This week saw a critical patch notification that will be out in 3 weeks affecting Samba and Microsoft Windows. It was also a week packed with ransomware hitting hospitals, and the news of Home Depot having to pay $19M in compensation to its breached customers.

Highlighting the cyber-security news from the past week in a 120 sec. read. Starting now.



SerNet, the conjoined Microsoft and Samba Team, has issued a critical security update for the SMB/CIFS networking protocol, scheduled for April 12th, 2016, that apparently affects nearly all versions of Windows and Samba.

why is this signficant?

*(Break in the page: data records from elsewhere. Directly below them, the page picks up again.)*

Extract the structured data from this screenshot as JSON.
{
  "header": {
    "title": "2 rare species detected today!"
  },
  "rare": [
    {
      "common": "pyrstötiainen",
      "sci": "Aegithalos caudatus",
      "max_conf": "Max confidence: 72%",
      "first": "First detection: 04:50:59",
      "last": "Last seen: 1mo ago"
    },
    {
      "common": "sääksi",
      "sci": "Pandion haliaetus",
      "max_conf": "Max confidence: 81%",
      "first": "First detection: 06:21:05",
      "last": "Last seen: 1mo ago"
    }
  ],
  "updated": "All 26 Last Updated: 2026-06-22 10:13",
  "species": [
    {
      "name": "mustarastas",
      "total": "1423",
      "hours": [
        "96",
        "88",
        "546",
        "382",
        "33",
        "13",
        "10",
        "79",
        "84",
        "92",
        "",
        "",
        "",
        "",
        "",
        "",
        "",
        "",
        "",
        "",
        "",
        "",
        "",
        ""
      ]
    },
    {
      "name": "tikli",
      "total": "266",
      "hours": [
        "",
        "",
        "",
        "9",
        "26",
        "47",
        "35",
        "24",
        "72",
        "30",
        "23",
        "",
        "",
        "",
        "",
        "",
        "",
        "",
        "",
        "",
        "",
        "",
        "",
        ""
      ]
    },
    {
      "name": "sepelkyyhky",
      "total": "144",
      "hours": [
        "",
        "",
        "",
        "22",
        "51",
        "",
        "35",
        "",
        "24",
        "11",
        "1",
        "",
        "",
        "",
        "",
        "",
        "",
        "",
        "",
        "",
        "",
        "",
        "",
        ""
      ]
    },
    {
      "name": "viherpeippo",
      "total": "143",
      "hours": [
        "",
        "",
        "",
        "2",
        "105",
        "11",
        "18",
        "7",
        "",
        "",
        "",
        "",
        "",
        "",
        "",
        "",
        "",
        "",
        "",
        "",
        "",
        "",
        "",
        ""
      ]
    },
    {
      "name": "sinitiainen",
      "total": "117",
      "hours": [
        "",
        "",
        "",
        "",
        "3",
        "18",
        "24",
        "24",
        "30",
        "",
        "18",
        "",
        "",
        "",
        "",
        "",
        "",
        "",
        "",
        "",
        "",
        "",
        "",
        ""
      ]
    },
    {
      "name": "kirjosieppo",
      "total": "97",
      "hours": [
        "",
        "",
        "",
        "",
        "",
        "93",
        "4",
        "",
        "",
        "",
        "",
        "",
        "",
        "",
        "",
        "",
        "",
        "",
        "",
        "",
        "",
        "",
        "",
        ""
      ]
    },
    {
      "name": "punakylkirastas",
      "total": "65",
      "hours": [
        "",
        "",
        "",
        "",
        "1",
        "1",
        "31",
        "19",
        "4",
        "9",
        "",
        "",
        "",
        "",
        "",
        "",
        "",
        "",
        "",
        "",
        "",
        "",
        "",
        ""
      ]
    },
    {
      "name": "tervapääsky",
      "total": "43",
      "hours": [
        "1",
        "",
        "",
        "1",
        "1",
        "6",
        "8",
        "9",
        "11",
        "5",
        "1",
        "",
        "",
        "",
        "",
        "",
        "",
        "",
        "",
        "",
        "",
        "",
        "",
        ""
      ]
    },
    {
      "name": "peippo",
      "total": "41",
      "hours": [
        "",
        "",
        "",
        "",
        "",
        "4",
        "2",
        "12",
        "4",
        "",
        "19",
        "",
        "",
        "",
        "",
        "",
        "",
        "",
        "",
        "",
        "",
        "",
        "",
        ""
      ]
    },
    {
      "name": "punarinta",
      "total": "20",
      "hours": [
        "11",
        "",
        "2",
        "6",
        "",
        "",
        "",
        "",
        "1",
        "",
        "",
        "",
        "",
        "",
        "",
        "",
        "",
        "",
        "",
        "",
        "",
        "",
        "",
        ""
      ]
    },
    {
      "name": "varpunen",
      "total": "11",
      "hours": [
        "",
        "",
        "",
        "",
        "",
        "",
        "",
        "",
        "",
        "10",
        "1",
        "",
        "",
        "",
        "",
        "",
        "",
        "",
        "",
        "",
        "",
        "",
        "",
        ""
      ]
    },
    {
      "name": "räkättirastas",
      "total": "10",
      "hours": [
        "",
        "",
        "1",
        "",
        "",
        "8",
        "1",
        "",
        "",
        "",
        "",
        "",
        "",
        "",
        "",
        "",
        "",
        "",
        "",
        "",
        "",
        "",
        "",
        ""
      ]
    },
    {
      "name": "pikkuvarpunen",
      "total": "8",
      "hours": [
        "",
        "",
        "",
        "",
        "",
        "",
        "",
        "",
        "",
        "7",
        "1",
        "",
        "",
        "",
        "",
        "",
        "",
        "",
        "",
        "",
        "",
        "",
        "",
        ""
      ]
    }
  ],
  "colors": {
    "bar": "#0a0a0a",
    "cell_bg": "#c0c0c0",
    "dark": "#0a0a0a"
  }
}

  • This critical flaw that both Samba & Microsoft look to share is termed "Badlock". Given its name this vulnerability is suspected to be related to the client-lock handling mechanism. If true, will this give rise to a new ransomware?
  • Due to the fact that the flaw affects both, may indicate that it could most likely be a protocol design vulnerability.

Read the full story on ITWorld 

/** Read more on design flaws and their ramifications in this research report - Vulnerable by Design: why destructive exploits keep on coming **/



3 U.S. hospitals reported this week that ransomware hit data systems, at Kentucky Methodist Hospital, Chino Valley Medical Center and Desert Valley Hospital, California.

why is this signficant?

  • When the Kentucky Methodist Hospital was hit they called an ‘Internal State of Emergency’ they responded just as they would in a tornado.
  • It seems as though ransomware attackers are preying on simple exploits and being opportunists when it comes to targeting hospitals.  If this trend continues, the downtime will take a toll on healthcare as we know it today.  On the same note, the attackers' demand will start increasing and the value of the stolen patient credentials will increase the sophistication of the ransomware and how it is dispersed.

Read the full story on Krebs On Security

Cost of a Breach

After Home Depot's 2014 data breach, the court concluded Home Depot must compensate the affected customers by paying them at least $19M.

why is this signficant?

  • Apparently, Home Depot had ignored security warnings that their anti-virus had not been updated in 7 years.  This made Home Depot a perfect candidate for the BlackPOS (point-of-sale) malware that sent customer payment information to the threat actors every time a payment card was swiped at the register. Now, Home Depot must add an information security chief to its staff to improve data security moving forward.
  • Home Depot's 2014 breach compromised 56 million customer's payment data and Home Depot apparently "is not admitting to any wrongdoing and is not accepting any liability moving forward".

Read the full story on The Register